▼▼▼

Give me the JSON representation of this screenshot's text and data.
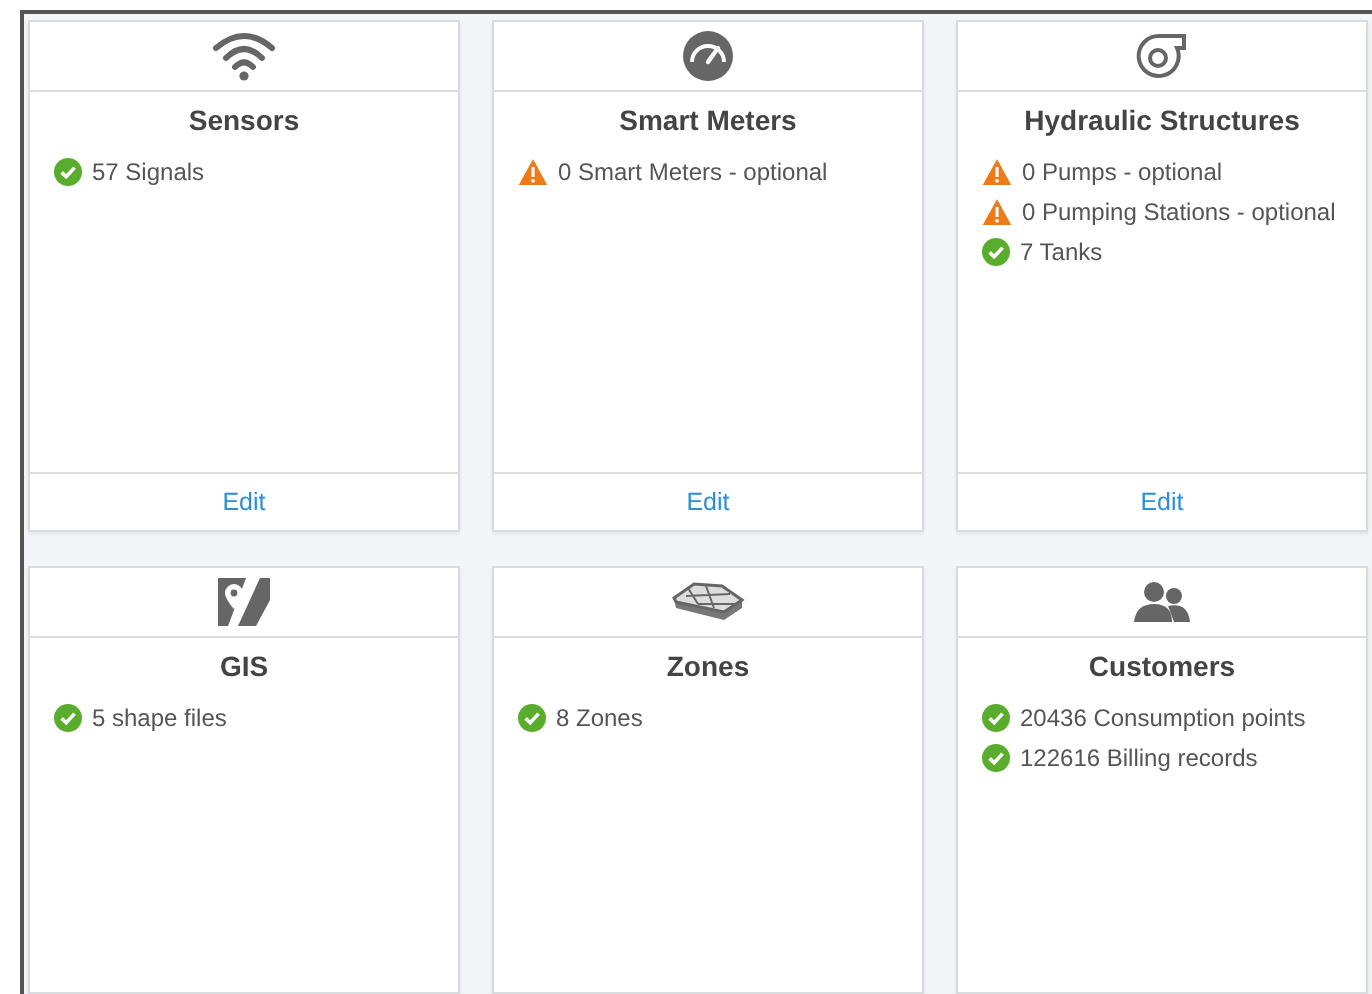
{
  "cards": [
    {
      "title": "Sensors",
      "items": [
        {
          "warning": false,
          "text": "57 Signals"
        }
      ],
      "action": "Edit"
    },
    {
      "title": "Smart Meters",
      "items": [
        {
          "warning": true,
          "text": "0 Smart Meters - optional"
        }
      ],
      "action": "Edit"
    },
    {
      "title": "Hydraulic Structures",
      "items": [
        {
          "warning": true,
          "text": "0 Pumps - optional"
        },
        {
          "warning": true,
          "text": "0 Pumping Stations - optional"
        },
        {
          "warning": false,
          "text": "7 Tanks"
        }
      ],
      "action": "Edit"
    },
    {
      "title": "GIS",
      "items": [
        {
          "warning": false,
          "text": "5 shape files"
        }
      ]
    },
    {
      "title": "Zones",
      "items": [
        {
          "warning": false,
          "text": "8 Zones"
        }
      ]
    },
    {
      "title": "Customers",
      "items": [
        {
          "warning": false,
          "text": "20436 Consumption points"
        },
        {
          "warning": false,
          "text": "122616 Billing records"
        }
      ]
    }
  ]
}
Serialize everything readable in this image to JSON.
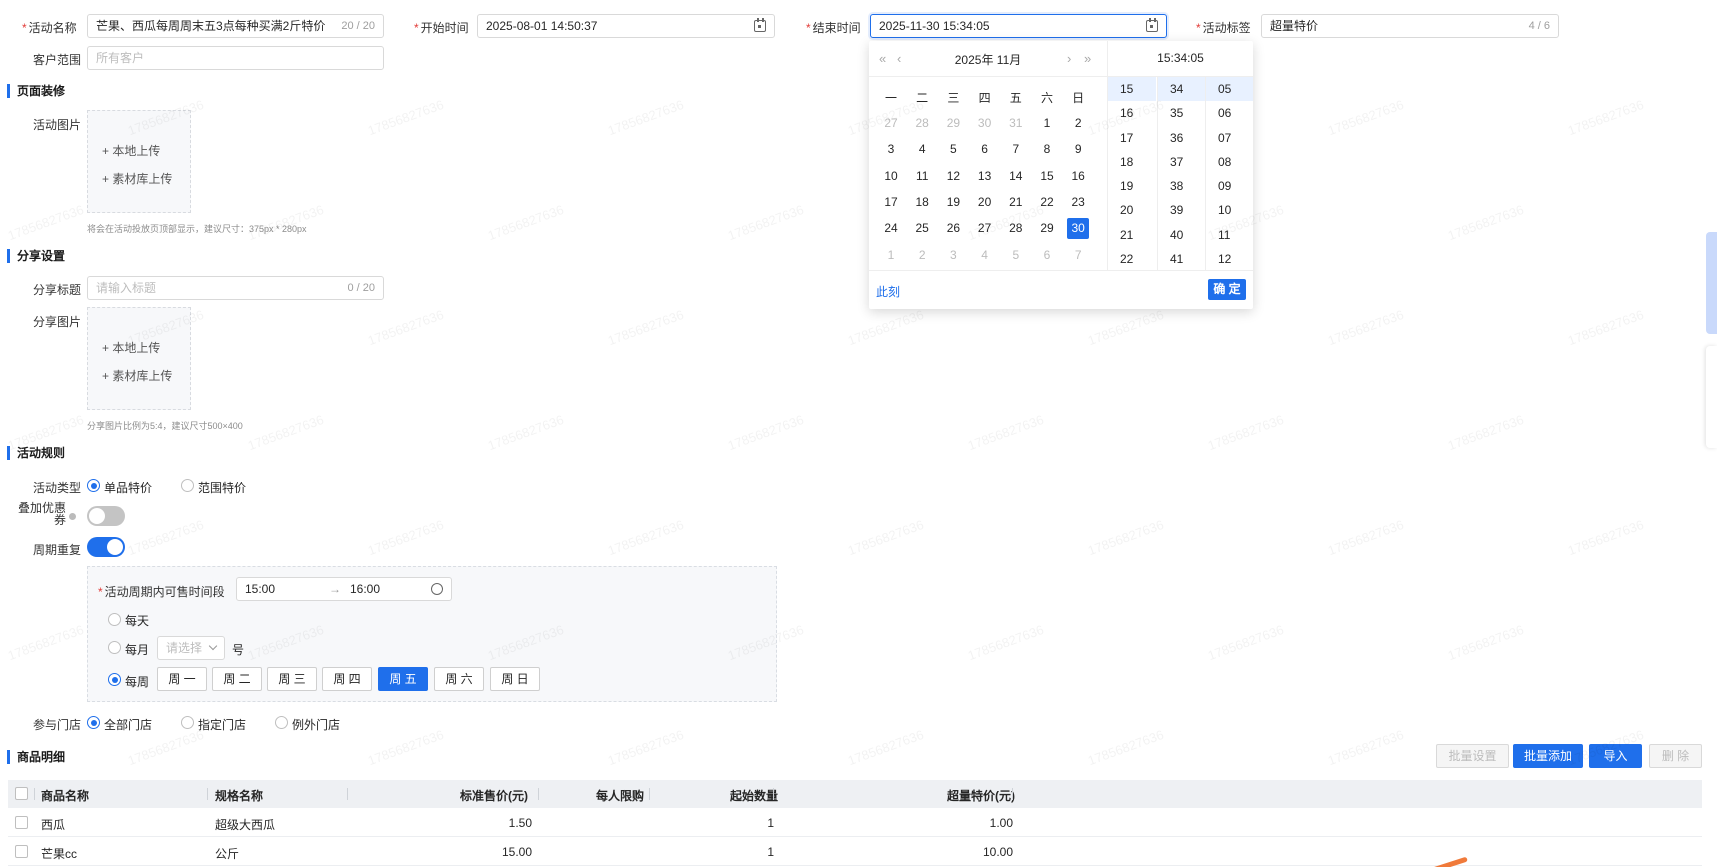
{
  "form": {
    "activity_name_label": "活动名称",
    "activity_name_value": "芒果、西瓜每周周末五3点每种买满2斤特价",
    "activity_name_count": "20 / 20",
    "start_time_label": "开始时间",
    "start_time_value": "2025-08-01 14:50:37",
    "end_time_label": "结束时间",
    "end_time_value": "2025-11-30 15:34:05",
    "tag_label": "活动标签",
    "tag_value": "超量特价",
    "tag_count": "4 / 6",
    "customer_label": "客户范围",
    "customer_placeholder": "所有客户"
  },
  "page_deco": {
    "title": "页面装修",
    "image_label": "活动图片",
    "upload_local": "+ 本地上传",
    "upload_library": "+ 素材库上传",
    "hint": "将会在活动投放页顶部显示，建议尺寸：375px * 280px"
  },
  "share": {
    "title": "分享设置",
    "share_title_label": "分享标题",
    "share_title_placeholder": "请输入标题",
    "share_title_count": "0 / 20",
    "share_image_label": "分享图片",
    "upload_local": "+ 本地上传",
    "upload_library": "+ 素材库上传",
    "hint": "分享图片比例为5:4，建议尺寸500×400"
  },
  "rules": {
    "title": "活动规则",
    "type_label": "活动类型",
    "type_single": "单品特价",
    "type_range": "范围特价",
    "coupon_label": "叠加优惠券",
    "coupon_on": false,
    "repeat_label": "周期重复",
    "repeat_on": true,
    "period_label": "活动周期内可售时间段",
    "period_start": "15:00",
    "period_arrow": "→",
    "period_end": "16:00",
    "daily": "每天",
    "monthly": "每月",
    "monthly_placeholder": "请选择",
    "monthly_suffix": "号",
    "weekly": "每周",
    "weekdays": [
      "周 一",
      "周 二",
      "周 三",
      "周 四",
      "周 五",
      "周 六",
      "周 日"
    ],
    "weekday_selected": "周 五",
    "stores_label": "参与门店",
    "stores_all": "全部门店",
    "stores_specified": "指定门店",
    "stores_except": "例外门店"
  },
  "products": {
    "title": "商品明细",
    "buttons": {
      "batch_setting": "批量设置",
      "batch_add": "批量添加",
      "import": "导入",
      "delete": "删 除"
    },
    "columns": [
      "商品名称",
      "规格名称",
      "标准售价(元)",
      "每人限购",
      "起始数量",
      "超量特价(元)"
    ],
    "rows": [
      [
        "西瓜",
        "超级大西瓜",
        "1.50",
        "",
        "1",
        "1.00"
      ],
      [
        "芒果cc",
        "公斤",
        "15.00",
        "",
        "1",
        "10.00"
      ]
    ]
  },
  "picker": {
    "year_month": "2025年  11月",
    "nav_prev_year": "«",
    "nav_prev_month": "‹",
    "nav_next_month": "›",
    "nav_next_year": "»",
    "weekdays": [
      "一",
      "二",
      "三",
      "四",
      "五",
      "六",
      "日"
    ],
    "days": [
      [
        "27",
        "28",
        "29",
        "30",
        "31",
        "1",
        "2"
      ],
      [
        "3",
        "4",
        "5",
        "6",
        "7",
        "8",
        "9"
      ],
      [
        "10",
        "11",
        "12",
        "13",
        "14",
        "15",
        "16"
      ],
      [
        "17",
        "18",
        "19",
        "20",
        "21",
        "22",
        "23"
      ],
      [
        "24",
        "25",
        "26",
        "27",
        "28",
        "29",
        "30"
      ],
      [
        "1",
        "2",
        "3",
        "4",
        "5",
        "6",
        "7"
      ]
    ],
    "selected_day": "30",
    "time_display": "15:34:05",
    "hours": [
      "15",
      "16",
      "17",
      "18",
      "19",
      "20",
      "21",
      "22"
    ],
    "minutes": [
      "34",
      "35",
      "36",
      "37",
      "38",
      "39",
      "40",
      "41"
    ],
    "seconds": [
      "05",
      "06",
      "07",
      "08",
      "09",
      "10",
      "11",
      "12"
    ],
    "now_label": "此刻",
    "confirm_label": "确 定"
  },
  "watermark": "17856827636"
}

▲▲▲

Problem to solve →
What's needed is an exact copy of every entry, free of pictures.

Task answer →
Give me the JSON representation of this screenshot's text and data.
{
  "cards": [
    {
      "title": "Sensors",
      "items": [
        {
          "warning": false,
          "text": "57 Signals"
        }
      ],
      "action": "Edit"
    },
    {
      "title": "Smart Meters",
      "items": [
        {
          "warning": true,
          "text": "0 Smart Meters - optional"
        }
      ],
      "action": "Edit"
    },
    {
      "title": "Hydraulic Structures",
      "items": [
        {
          "warning": true,
          "text": "0 Pumps - optional"
        },
        {
          "warning": true,
          "text": "0 Pumping Stations - optional"
        },
        {
          "warning": false,
          "text": "7 Tanks"
        }
      ],
      "action": "Edit"
    },
    {
      "title": "GIS",
      "items": [
        {
          "warning": false,
          "text": "5 shape files"
        }
      ]
    },
    {
      "title": "Zones",
      "items": [
        {
          "warning": false,
          "text": "8 Zones"
        }
      ]
    },
    {
      "title": "Customers",
      "items": [
        {
          "warning": false,
          "text": "20436 Consumption points"
        },
        {
          "warning": false,
          "text": "122616 Billing records"
        }
      ]
    }
  ]
}
Serialize everything readable in this image to JSON.
{
  "form": {
    "activity_name_label": "活动名称",
    "activity_name_value": "芒果、西瓜每周周末五3点每种买满2斤特价",
    "activity_name_count": "20 / 20",
    "start_time_label": "开始时间",
    "start_time_value": "2025-08-01 14:50:37",
    "end_time_label": "结束时间",
    "end_time_value": "2025-11-30 15:34:05",
    "tag_label": "活动标签",
    "tag_value": "超量特价",
    "tag_count": "4 / 6",
    "customer_label": "客户范围",
    "customer_placeholder": "所有客户"
  },
  "page_deco": {
    "title": "页面装修",
    "image_label": "活动图片",
    "upload_local": "+ 本地上传",
    "upload_library": "+ 素材库上传",
    "hint": "将会在活动投放页顶部显示，建议尺寸：375px * 280px"
  },
  "share": {
    "title": "分享设置",
    "share_title_label": "分享标题",
    "share_title_placeholder": "请输入标题",
    "share_title_count": "0 / 20",
    "share_image_label": "分享图片",
    "upload_local": "+ 本地上传",
    "upload_library": "+ 素材库上传",
    "hint": "分享图片比例为5:4，建议尺寸500×400"
  },
  "rules": {
    "title": "活动规则",
    "type_label": "活动类型",
    "type_single": "单品特价",
    "type_range": "范围特价",
    "coupon_label": "叠加优惠券",
    "coupon_on": false,
    "repeat_label": "周期重复",
    "repeat_on": true,
    "period_label": "活动周期内可售时间段",
    "period_start": "15:00",
    "period_arrow": "→",
    "period_end": "16:00",
    "daily": "每天",
    "monthly": "每月",
    "monthly_placeholder": "请选择",
    "monthly_suffix": "号",
    "weekly": "每周",
    "weekdays": [
      "周 一",
      "周 二",
      "周 三",
      "周 四",
      "周 五",
      "周 六",
      "周 日"
    ],
    "weekday_selected": "周 五",
    "stores_label": "参与门店",
    "stores_all": "全部门店",
    "stores_specified": "指定门店",
    "stores_except": "例外门店"
  },
  "products": {
    "title": "商品明细",
    "buttons": {
      "batch_setting": "批量设置",
      "batch_add": "批量添加",
      "import": "导入",
      "delete": "删 除"
    },
    "columns": [
      "商品名称",
      "规格名称",
      "标准售价(元)",
      "每人限购",
      "起始数量",
      "超量特价(元)"
    ],
    "rows": [
      [
        "西瓜",
        "超级大西瓜",
        "1.50",
        "",
        "1",
        "1.00"
      ],
      [
        "芒果cc",
        "公斤",
        "15.00",
        "",
        "1",
        "10.00"
      ]
    ]
  },
  "picker": {
    "year_month": "2025年  11月",
    "nav_prev_year": "«",
    "nav_prev_month": "‹",
    "nav_next_month": "›",
    "nav_next_year": "»",
    "weekdays": [
      "一",
      "二",
      "三",
      "四",
      "五",
      "六",
      "日"
    ],
    "days": [
      [
        "27",
        "28",
        "29",
        "30",
        "31",
        "1",
        "2"
      ],
      [
        "3",
        "4",
        "5",
        "6",
        "7",
        "8",
        "9"
      ],
      [
        "10",
        "11",
        "12",
        "13",
        "14",
        "15",
        "16"
      ],
      [
        "17",
        "18",
        "19",
        "20",
        "21",
        "22",
        "23"
      ],
      [
        "24",
        "25",
        "26",
        "27",
        "28",
        "29",
        "30"
      ],
      [
        "1",
        "2",
        "3",
        "4",
        "5",
        "6",
        "7"
      ]
    ],
    "selected_day": "30",
    "time_display": "15:34:05",
    "hours": [
      "15",
      "16",
      "17",
      "18",
      "19",
      "20",
      "21",
      "22"
    ],
    "minutes": [
      "34",
      "35",
      "36",
      "37",
      "38",
      "39",
      "40",
      "41"
    ],
    "seconds": [
      "05",
      "06",
      "07",
      "08",
      "09",
      "10",
      "11",
      "12"
    ],
    "now_label": "此刻",
    "confirm_label": "确 定"
  },
  "watermark": "17856827636"
}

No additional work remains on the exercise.